The virtual world concepts popularized in the anime may soon become a real-world scenario as the coronavirus shut down in China has now given a new lease of life to virtual tourism, where now millions are flocking and paying real money to enjoy some real-world travels while sitting in e confines of their respective homes.

The Potala Palace, located in Lhasa and is a popular landmark in southwest China's Tibet Autonomous Region. With China shutting down its borders post coronavirus, the Palace decided to live streaming tour session on March 1, the first time in its over 1,300-year history.

potala

And just like that virtual tourism has become a hit in China as close to one million people turned up online to take the guided tour of the palace. Since then several online portals have setup similar guide travel tours and facilities for virtual tourists to shop for souvenirs and crafts online.

The online tour started at around 2:00 pm local time on March 1 on China's popular e-commerce platform Taobao, according to the palace's management authority.

potala

"Hi everyone! Welcome to our online field trip," a tour guide said, greeting his livestream audience as she proceeded through the foothill of the centuries-old fortress, giving virtual visitors a tour of the palace's artifacts, including sculptures and traditional Buddhist paintings.

The Potala Palace, built in the seventh century, is a model of ancient architecture and home to over 100,000 pieces of cultural relics.

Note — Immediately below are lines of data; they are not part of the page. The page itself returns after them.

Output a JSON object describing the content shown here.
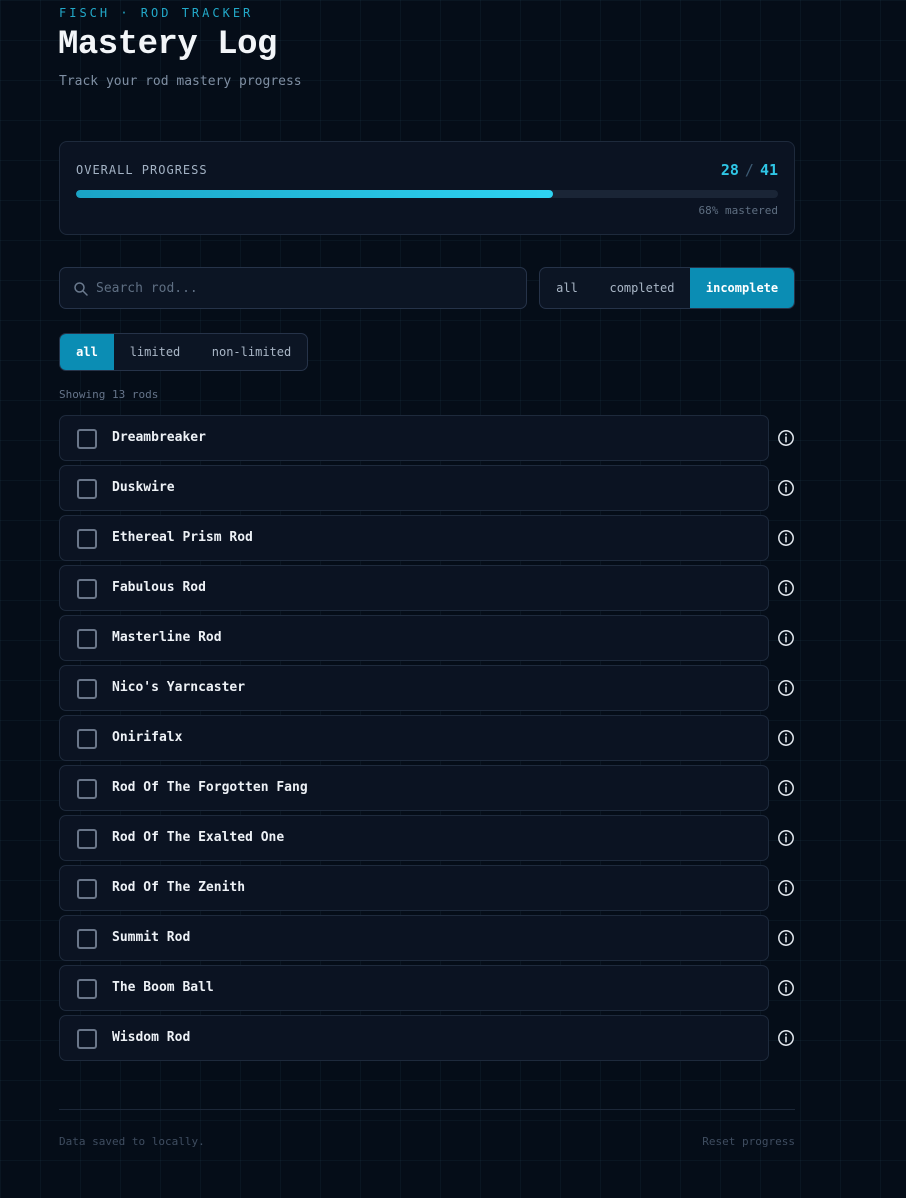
{
  "header": {
    "eyebrow": "FISCH · ROD TRACKER",
    "title": "Mastery Log",
    "subtitle": "Track your rod mastery progress"
  },
  "progress": {
    "label": "OVERALL PROGRESS",
    "done": "28",
    "separator": "/",
    "total": "41",
    "fraction": 0.68,
    "percent_text": "68% mastered"
  },
  "search": {
    "placeholder": "Search rod..."
  },
  "status_filter": {
    "options": [
      "all",
      "completed",
      "incomplete"
    ],
    "selected": "incomplete"
  },
  "type_filter": {
    "options": [
      "all",
      "limited",
      "non-limited"
    ],
    "selected": "all"
  },
  "showing_text": "Showing 13 rods",
  "rods": [
    {
      "name": "Dreambreaker",
      "completed": false
    },
    {
      "name": "Duskwire",
      "completed": false
    },
    {
      "name": "Ethereal Prism Rod",
      "completed": false
    },
    {
      "name": "Fabulous Rod",
      "completed": false
    },
    {
      "name": "Masterline Rod",
      "completed": false
    },
    {
      "name": "Nico's Yarncaster",
      "completed": false
    },
    {
      "name": "Onirifalx",
      "completed": false
    },
    {
      "name": "Rod Of The Forgotten Fang",
      "completed": false
    },
    {
      "name": "Rod Of The Exalted One",
      "completed": false
    },
    {
      "name": "Rod Of The Zenith",
      "completed": false
    },
    {
      "name": "Summit Rod",
      "completed": false
    },
    {
      "name": "The Boom Ball",
      "completed": false
    },
    {
      "name": "Wisdom Rod",
      "completed": false
    }
  ],
  "footer": {
    "note": "Data saved to locally.",
    "reset_label": "Reset progress"
  },
  "colors": {
    "accent": "#0b8db4",
    "progress_fill": "#2ed3f2",
    "background": "#050d18",
    "card": "#0b1322"
  }
}
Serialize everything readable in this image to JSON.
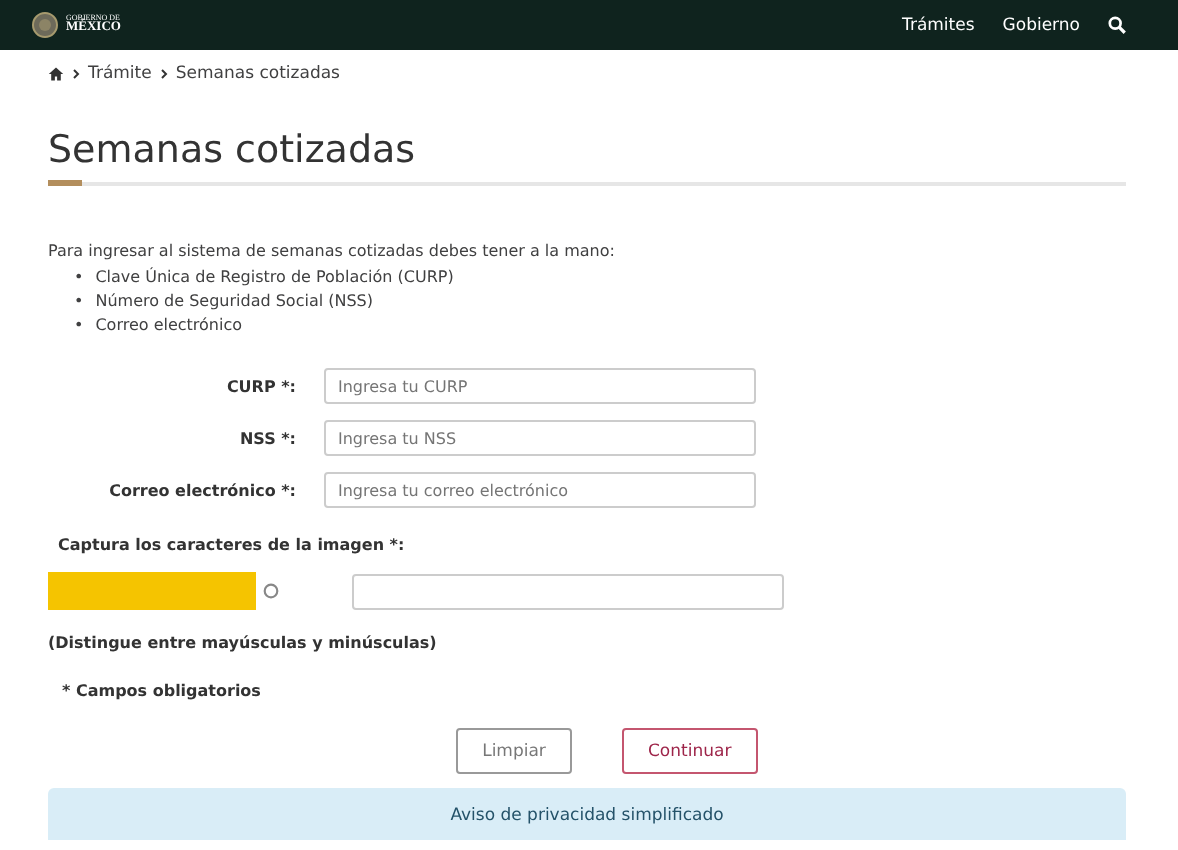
{
  "header": {
    "logo_top": "GOBIERNO DE",
    "logo_bottom": "MÉXICO",
    "nav": [
      "Trámites",
      "Gobierno"
    ]
  },
  "breadcrumb": [
    "Trámite",
    "Semanas cotizadas"
  ],
  "title": "Semanas cotizadas",
  "intro": "Para ingresar al sistema de semanas cotizadas debes tener a la mano:",
  "bullet": "•",
  "requirements": [
    "Clave Única de Registro de Población (CURP)",
    "Número de Seguridad Social (NSS)",
    "Correo electrónico"
  ],
  "fields": [
    {
      "label": "CURP *:",
      "placeholder": "Ingresa tu CURP"
    },
    {
      "label": "NSS *:",
      "placeholder": "Ingresa tu NSS"
    },
    {
      "label": "Correo electrónico *:",
      "placeholder": "Ingresa tu correo electrónico"
    }
  ],
  "captcha": {
    "label": "Captura los caracteres de la imagen *:",
    "note": "(Distingue entre mayúsculas y minúsculas)"
  },
  "required_note": "* Campos obligatorios",
  "buttons": [
    {
      "label": "Limpiar",
      "kind": "secondary"
    },
    {
      "label": "Continuar",
      "kind": "primary"
    }
  ],
  "privacy": "Aviso de privacidad simplificado"
}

The palace, a UNESCO world heritage, has been shut down since January 27 to prevent the spread of the novel coronavirus (COVID 19).

The guide besides explaining to the tourists of the history and protection efforts being undertaken in the Potala Palace, also takes the virtual tourists inside hidden chambers and areas that are usually restricted to outsiders.

Alibaba's livestreaming unit Taobao Live understanding the potential in the online tourism industry also offers similar tours to museums, zoos, and aquariums.

It also features famous tourist attractions such as the Potala Palace, the Mogao Grottoes in the northwestern Gansu province, and the Chengdu Panda Base in the southwestern Sichuan province. The virtual tours are free, but the tourist sites make money by selling souvenirs to the virtual crowd.

The Chinese authorities, who have shut down all major tourist destinations such as the Palace Museum in Beijing and sections of the Great Wall to stop the contagious COVID 19 virus from spreading have also been encouraged state museums to switch to livestreaming.